▸ Problem requirements: How many lines of the data contain the string "fever"? Write the number and nothing more.

--

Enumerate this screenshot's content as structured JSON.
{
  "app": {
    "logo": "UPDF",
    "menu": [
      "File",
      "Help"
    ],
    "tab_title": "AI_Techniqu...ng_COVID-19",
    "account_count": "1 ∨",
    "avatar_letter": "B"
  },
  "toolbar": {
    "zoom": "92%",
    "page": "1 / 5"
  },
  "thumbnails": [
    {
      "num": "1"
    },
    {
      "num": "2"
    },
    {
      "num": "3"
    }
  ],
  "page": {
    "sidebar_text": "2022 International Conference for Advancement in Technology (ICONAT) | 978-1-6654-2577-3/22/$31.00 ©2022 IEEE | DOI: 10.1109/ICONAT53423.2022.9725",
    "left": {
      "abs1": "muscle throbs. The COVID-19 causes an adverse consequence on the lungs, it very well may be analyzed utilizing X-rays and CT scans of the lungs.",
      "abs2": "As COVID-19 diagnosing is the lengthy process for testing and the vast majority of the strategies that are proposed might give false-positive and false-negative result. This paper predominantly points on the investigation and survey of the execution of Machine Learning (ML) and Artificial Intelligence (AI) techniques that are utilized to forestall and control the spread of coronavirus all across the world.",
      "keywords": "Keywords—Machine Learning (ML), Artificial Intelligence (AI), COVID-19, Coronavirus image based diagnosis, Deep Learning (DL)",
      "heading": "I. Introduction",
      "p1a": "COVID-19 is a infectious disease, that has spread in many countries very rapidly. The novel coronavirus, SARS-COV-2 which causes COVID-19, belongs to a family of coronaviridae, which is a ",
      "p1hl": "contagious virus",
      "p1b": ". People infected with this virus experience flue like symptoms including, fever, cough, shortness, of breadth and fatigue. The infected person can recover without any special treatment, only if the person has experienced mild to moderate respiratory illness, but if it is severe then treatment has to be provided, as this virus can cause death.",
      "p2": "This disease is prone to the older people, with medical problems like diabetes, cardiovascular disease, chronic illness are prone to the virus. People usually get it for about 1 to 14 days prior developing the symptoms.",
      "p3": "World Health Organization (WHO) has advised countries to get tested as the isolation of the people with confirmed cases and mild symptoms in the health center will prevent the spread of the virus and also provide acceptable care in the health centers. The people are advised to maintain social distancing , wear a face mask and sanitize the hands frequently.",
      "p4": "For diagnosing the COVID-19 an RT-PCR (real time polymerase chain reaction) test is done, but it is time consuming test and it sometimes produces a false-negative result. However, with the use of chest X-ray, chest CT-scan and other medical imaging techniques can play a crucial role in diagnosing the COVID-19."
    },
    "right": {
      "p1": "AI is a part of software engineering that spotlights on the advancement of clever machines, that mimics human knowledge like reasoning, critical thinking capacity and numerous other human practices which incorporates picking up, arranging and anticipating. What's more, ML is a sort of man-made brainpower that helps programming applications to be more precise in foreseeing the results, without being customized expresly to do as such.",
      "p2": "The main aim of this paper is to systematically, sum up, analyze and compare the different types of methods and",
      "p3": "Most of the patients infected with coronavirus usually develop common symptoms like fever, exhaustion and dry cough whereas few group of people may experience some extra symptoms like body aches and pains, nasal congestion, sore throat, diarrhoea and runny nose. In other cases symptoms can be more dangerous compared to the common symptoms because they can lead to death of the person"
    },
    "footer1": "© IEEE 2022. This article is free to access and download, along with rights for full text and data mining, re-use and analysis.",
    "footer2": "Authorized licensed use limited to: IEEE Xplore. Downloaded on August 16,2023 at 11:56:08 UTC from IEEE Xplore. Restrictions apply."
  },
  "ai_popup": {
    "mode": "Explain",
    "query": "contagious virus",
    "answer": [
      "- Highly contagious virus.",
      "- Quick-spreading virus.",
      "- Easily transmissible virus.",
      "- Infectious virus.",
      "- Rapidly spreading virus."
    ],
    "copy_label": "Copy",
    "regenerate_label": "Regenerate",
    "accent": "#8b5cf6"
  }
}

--

▸ Task output: 2